It's been in my family since 1951, although I've only been living here for three or four years. As it was used as a holiday home in the 1960s and 1970s, it escaped the wave of modernisation that swept over most of the neighbouring houses of a similar age : rooms knocked through, fireplaces taken out, original floors ripped up and all the rest of it. A mixed blessing! It means that the original slate surrounds and mantelpieces are still in place, the rooms have not been touched, there are still built in cupboards with what may be Victorian wood and glass in the parlour; there is a (non-working)  range built into a recess in the kitchen that may be from the 1930s or even older. (I'll photograph all the nice features in the near  future.) But of course no central heating, only an old immersion heater for hot water, and the house loses heat through the stone walls (which are cold to the touch on the inside) as well as through gaps in the doors and the single glazing. It's the sort of house that has 'character', as people say, meaning it's interesting but not  the easiest place to live in...

Friday, February 3, 2012

I'm living in a Victorian cottage in Snowdonia

 - with just coal fires for heating, and the coldest weekend for at least a year is coming up. Behind the house the hills are topped with white, and there's a freezing east wind blowing, promising snow overnight or tomorrow. At the moment I'm barricaded into the one room, the parlour, which is a box of heat thanks to a constantly-tended coal fire. When I go out of this room, into the kitchen say, the temperature drops a good (or a bad) 10 degrees.

The place is really more or less how it would have been in 1900, apart from an indoor bathroom and toilet installed in the 1990s, and broadband and phone of course. But a change  is on the way! My plan is to leapfrog into the 21st Century and turn my house into an Eco-home, with solar panels to generate electricity, air source pumps to power central heating, and cladding on the outside of the solid stone walls to keep all the warmth in. The trick is going to accomplish all this while keeping the period character of the house, with its original fireplaces and kitchen range, its quarry tiled floors and exposed beams. (I'm not sure about keeping the Belfast sink in the kitchen though. Even if it does have antique taps.)

I'm doing this partly to make my house more liveable in, as you might expect, but I've chosen the 'greenest' forms of heating and power out of an interest in sustainability and a wish to have a lower carbon footprint. I'm not a green evangelist, but it would be good to feel I'm living a bit more in tune with the planet. End of pompous statement!

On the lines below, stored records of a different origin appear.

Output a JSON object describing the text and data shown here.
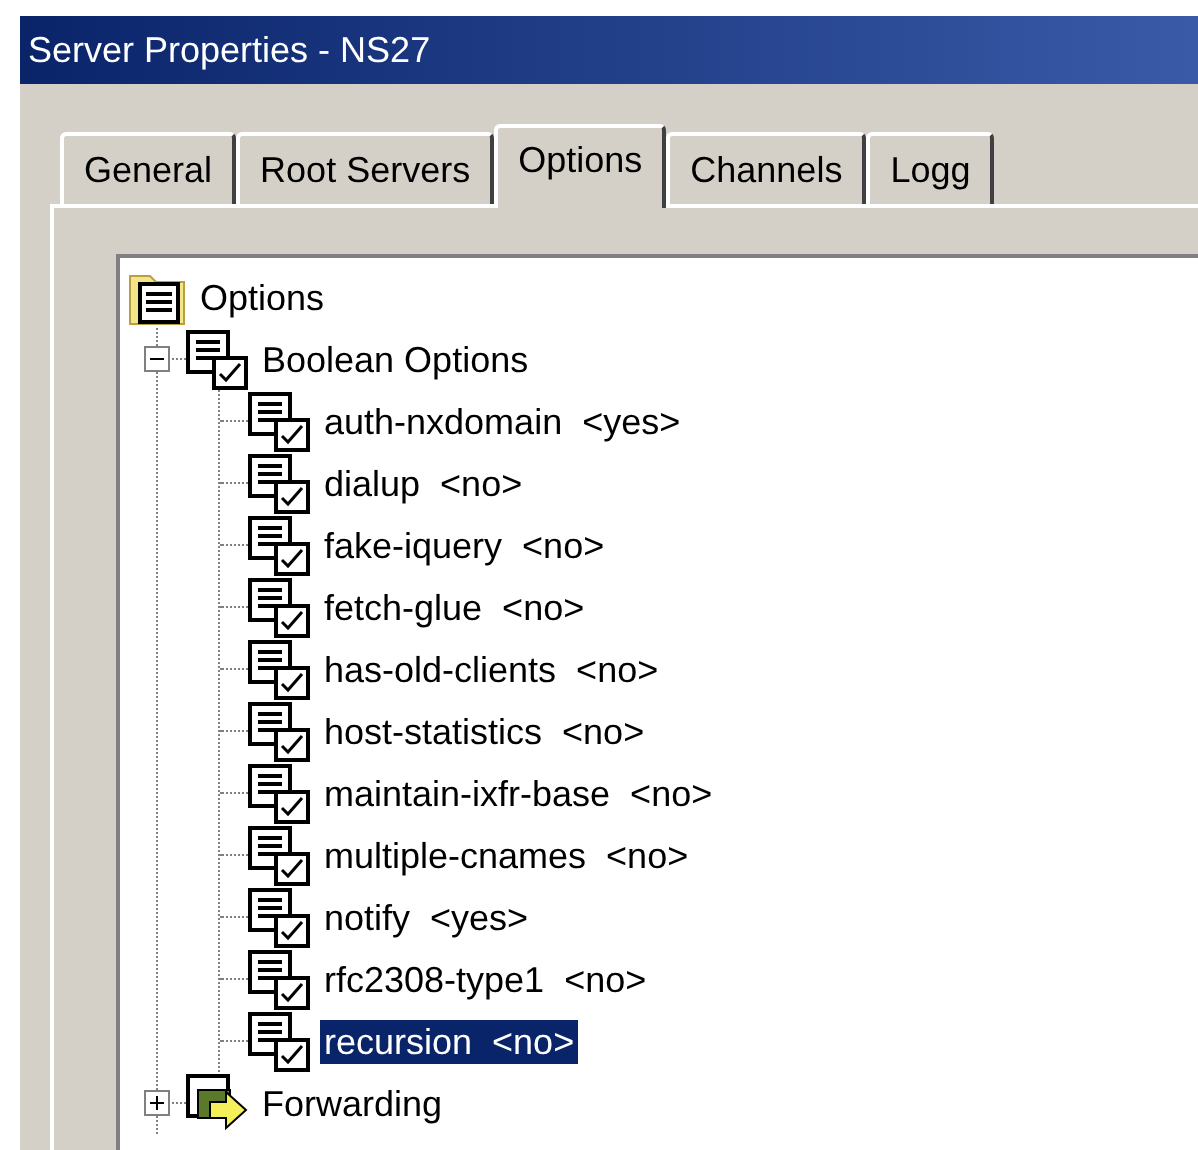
{
  "window": {
    "title": "Server Properties - NS27"
  },
  "tabs": [
    {
      "label": "General",
      "selected": false
    },
    {
      "label": "Root Servers",
      "selected": false
    },
    {
      "label": "Options",
      "selected": true
    },
    {
      "label": "Channels",
      "selected": false
    },
    {
      "label": "Logg",
      "selected": false
    }
  ],
  "tree": [
    {
      "label": "Options",
      "kind": "root",
      "selected": false,
      "children": [
        {
          "label": "Boolean Options",
          "kind": "group",
          "expanded": true,
          "selected": false,
          "children": [
            {
              "label": "auth-nxdomain  <yes>",
              "kind": "option",
              "selected": false
            },
            {
              "label": "dialup  <no>",
              "kind": "option",
              "selected": false
            },
            {
              "label": "fake-iquery  <no>",
              "kind": "option",
              "selected": false
            },
            {
              "label": "fetch-glue  <no>",
              "kind": "option",
              "selected": false
            },
            {
              "label": "has-old-clients  <no>",
              "kind": "option",
              "selected": false
            },
            {
              "label": "host-statistics  <no>",
              "kind": "option",
              "selected": false
            },
            {
              "label": "maintain-ixfr-base  <no>",
              "kind": "option",
              "selected": false
            },
            {
              "label": "multiple-cnames  <no>",
              "kind": "option",
              "selected": false
            },
            {
              "label": "notify  <yes>",
              "kind": "option",
              "selected": false
            },
            {
              "label": "rfc2308-type1  <no>",
              "kind": "option",
              "selected": false
            },
            {
              "label": "recursion  <no>",
              "kind": "option",
              "selected": true
            }
          ]
        },
        {
          "label": "Forwarding",
          "kind": "forward",
          "expanded": false,
          "selected": false
        }
      ]
    }
  ]
}
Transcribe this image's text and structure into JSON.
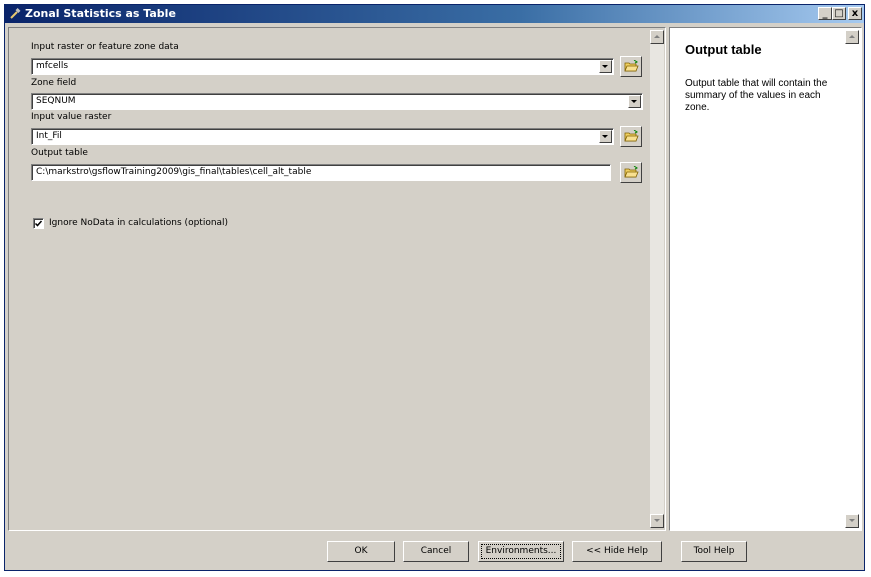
{
  "window": {
    "title": "Zonal Statistics as Table",
    "minimize": "_",
    "maximize": "□",
    "close": "x"
  },
  "form": {
    "zone_data_label": "Input raster or feature zone data",
    "zone_data_value": "mfcells",
    "zone_field_label": "Zone field",
    "zone_field_value": "SEQNUM",
    "value_raster_label": "Input value raster",
    "value_raster_value": "Int_Fil",
    "output_table_label": "Output table",
    "output_table_value": "C:\\markstro\\gsflowTraining2009\\gis_final\\tables\\cell_alt_table",
    "ignore_nodata_label": "Ignore NoData in calculations (optional)",
    "ignore_nodata_checked": true
  },
  "help": {
    "title": "Output table",
    "text": "Output table that will contain the summary of the values in each zone."
  },
  "buttons": {
    "ok": "OK",
    "cancel": "Cancel",
    "environments": "Environments...",
    "hide_help": "<< Hide Help",
    "tool_help": "Tool Help"
  }
}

I'm going to blog this whole process, and photograph it, so follow along with me if you're interested in someone transforming an old house into one for the new Century. I'll include some technical / DIY type stuff, but not to excess : it's going to be more about the ups and downs of it all ...wish me luck...